Of course, what that note also (conveniently) leaves out is that it wasn’t just the “blogger-generated series” that was the problem and has been taken down. HuffPo Live (part of its “journalistic” side) also did a long interview with Ayyadurai, and had articles written up by reporters like Emily Tess Katz (who continues to ignore every question asked about this), repeating ridiculous claims from Ayyadurai about how his critics are just racists who don’t like the fact that a “dark-skinned immigrant boy” invented email. Of course the reality is that it has nothing to do with racism, but rather the facts — which Huffington Post journalists apparently didn’t even think were worth the trouble of a quick Googling, to find where all of Ayyadurai’s claims had long since been debunked.
Finally, HuffPo didn’t actually take down all such articles. There’s a blog post from 2013 by Deepak Chopra and Ayyadurai making the same claims that remains on the site. Ayyadurai is associated with Chopra and frequently uses his connection to Chopra as some sort of validation of his claims.
Amusingly, despite HuffPo PR people telling me to email them with any more questions last Wednesday, they ignored every question I sent them since then (with one exception which I’ll get to below), and (of course) didn’t bother to tell me they had pulled the series either, despite my sending a few questions about whether they intended to keep it up. Instead, a whole bunch of you — the readers of this site — let me know. It’s almost as if HuffPo wished to sweep the whole thing under the rug.
Of course, one part of the problem may be that Ayyadurai is now claiming in the Economic Times of India that Arianna Huffington herself “commissioned” the series after hearing Ayyadurai give a talk. I asked HuffPo PR (and Arianna directly) if that was accurate and (finally) HuffPo PR got back to me to say that (once again) Ayyadurai is lying, and that “neither HuffPost nor Arianna ‘commissioned’ Shiva’s series.”
In that same Economic Times article, there’s also the absolutely hilarious claim from Ayyadurai suggesting that he’s considering legal action against his “critics.”
Shiva Ayyadurai, the man in the middle of a raging controversy over his claims of being the inventor of email, doesn’t want to go legal on his detractors but is looking for support from the public. “Lawsuits take a long time. If I have to pull the trigger I will. But I have decided to go directly to the people,” Ayyadurai said in an interview with ET.

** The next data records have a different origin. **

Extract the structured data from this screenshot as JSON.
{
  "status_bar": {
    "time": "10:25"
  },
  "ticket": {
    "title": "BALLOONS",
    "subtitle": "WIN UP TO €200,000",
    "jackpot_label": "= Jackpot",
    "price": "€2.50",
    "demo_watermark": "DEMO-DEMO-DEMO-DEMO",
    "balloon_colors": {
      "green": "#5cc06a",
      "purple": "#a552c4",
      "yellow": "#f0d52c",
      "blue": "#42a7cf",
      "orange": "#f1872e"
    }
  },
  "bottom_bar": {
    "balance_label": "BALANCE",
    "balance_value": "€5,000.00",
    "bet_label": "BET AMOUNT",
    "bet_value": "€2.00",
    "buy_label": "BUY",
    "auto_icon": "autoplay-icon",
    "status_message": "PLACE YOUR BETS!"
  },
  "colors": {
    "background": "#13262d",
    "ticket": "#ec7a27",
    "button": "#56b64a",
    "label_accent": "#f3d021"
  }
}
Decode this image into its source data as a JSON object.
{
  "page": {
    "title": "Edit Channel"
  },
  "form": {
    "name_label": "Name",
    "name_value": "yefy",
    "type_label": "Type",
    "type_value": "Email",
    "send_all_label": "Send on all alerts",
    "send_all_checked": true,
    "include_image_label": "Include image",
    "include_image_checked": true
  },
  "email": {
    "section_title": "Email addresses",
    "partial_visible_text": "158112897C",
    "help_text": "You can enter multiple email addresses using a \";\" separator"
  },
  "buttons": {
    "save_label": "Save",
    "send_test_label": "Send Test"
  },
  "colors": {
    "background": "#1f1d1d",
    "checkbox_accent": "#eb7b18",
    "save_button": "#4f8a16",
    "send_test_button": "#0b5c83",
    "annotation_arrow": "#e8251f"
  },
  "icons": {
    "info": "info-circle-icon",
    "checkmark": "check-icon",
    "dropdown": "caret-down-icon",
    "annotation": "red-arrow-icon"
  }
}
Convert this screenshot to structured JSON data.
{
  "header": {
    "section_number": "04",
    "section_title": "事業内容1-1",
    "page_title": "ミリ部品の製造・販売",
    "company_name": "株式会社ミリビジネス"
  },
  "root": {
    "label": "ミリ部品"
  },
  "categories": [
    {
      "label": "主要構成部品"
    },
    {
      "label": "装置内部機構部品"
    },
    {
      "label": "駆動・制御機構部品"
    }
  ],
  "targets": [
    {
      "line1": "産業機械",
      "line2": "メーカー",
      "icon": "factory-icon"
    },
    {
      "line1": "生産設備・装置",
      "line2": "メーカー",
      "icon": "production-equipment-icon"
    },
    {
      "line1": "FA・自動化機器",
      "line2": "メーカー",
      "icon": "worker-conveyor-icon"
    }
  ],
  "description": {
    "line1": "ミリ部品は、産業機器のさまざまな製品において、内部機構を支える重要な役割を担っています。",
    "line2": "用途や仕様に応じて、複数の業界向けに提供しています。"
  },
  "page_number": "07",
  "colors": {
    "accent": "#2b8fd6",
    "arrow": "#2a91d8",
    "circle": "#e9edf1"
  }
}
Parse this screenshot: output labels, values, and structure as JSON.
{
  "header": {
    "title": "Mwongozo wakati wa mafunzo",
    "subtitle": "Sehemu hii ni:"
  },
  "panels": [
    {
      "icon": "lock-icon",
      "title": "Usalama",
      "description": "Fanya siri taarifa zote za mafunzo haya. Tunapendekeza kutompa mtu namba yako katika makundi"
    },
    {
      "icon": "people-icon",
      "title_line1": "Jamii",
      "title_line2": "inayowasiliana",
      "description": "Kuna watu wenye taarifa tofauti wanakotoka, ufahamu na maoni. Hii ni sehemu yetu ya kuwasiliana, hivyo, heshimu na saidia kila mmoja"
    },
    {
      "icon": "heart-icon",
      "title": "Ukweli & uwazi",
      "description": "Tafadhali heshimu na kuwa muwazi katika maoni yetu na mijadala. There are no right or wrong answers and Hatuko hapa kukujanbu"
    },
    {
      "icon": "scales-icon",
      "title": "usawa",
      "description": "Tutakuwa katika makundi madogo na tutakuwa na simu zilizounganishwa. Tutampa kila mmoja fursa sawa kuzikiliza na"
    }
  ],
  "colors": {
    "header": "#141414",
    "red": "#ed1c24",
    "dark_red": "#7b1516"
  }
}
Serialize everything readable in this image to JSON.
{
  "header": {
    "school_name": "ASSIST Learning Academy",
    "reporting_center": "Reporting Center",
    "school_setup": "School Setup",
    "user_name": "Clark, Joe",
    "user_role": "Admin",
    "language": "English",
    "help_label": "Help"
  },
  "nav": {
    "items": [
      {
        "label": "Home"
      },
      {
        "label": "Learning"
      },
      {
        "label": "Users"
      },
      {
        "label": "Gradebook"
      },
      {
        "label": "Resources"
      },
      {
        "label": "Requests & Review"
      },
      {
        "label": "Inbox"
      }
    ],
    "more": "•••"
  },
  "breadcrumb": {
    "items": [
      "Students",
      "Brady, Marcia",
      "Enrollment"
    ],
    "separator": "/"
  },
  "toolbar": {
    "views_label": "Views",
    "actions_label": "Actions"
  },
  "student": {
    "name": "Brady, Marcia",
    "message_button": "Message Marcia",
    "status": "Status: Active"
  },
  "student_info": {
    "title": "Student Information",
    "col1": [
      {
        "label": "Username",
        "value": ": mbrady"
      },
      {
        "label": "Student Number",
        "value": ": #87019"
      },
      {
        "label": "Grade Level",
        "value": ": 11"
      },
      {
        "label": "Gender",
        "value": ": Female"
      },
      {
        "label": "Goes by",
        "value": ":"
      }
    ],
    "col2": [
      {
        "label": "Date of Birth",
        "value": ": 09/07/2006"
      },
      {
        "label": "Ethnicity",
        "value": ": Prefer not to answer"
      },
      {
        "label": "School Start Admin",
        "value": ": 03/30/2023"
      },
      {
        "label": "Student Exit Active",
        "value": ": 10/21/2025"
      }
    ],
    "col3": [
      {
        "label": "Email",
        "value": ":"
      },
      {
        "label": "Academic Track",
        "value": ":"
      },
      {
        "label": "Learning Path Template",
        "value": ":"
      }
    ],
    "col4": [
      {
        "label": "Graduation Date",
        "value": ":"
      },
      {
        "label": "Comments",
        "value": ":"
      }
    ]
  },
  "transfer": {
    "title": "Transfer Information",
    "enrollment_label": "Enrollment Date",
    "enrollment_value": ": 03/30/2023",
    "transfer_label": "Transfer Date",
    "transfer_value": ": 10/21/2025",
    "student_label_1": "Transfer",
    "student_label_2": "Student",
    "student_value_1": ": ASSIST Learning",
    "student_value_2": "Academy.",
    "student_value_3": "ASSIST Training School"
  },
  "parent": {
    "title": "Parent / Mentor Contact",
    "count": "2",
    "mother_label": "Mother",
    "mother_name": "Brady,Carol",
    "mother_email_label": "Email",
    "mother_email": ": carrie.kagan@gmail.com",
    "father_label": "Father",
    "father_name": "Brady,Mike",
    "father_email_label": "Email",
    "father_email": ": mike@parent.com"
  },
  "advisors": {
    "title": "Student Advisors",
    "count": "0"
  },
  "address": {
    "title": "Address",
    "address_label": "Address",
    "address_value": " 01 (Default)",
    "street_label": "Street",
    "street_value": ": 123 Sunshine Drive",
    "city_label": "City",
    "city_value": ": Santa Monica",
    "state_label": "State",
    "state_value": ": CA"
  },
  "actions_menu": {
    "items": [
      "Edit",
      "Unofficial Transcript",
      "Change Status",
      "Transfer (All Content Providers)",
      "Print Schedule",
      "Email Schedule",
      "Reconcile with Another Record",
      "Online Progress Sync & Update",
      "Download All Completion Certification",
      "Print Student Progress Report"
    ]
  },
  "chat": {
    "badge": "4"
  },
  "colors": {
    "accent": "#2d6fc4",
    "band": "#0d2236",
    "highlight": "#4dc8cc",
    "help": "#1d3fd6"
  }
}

First off, there is no “raging controversy.” There’s no controversy at all. Ayyadurai is simply making false claims and that’s agreed upon by pretty much everyone who’s looked at the evidence. Second, “going to the people” is great, but historically he’s done that with clearly bogus claims — such as misquoting Dave Crocker’s 1977 research and pretending that his 1982 copyright on his EMAIL software is the equivalent of a patent for the concept of email. So it’s pretty easy to counter that, since the facts are not on his side. As for the idea of a lawsuit, I would hope that any lawyer he discusses a lawsuit with takes the time to look at the details here — and also understand the laws around SLAPP suits and the nature of the First Amendment. Because I may not be “the inventor of email,” but I can guess that any such lawsuits won’t end well for Ayyadurai.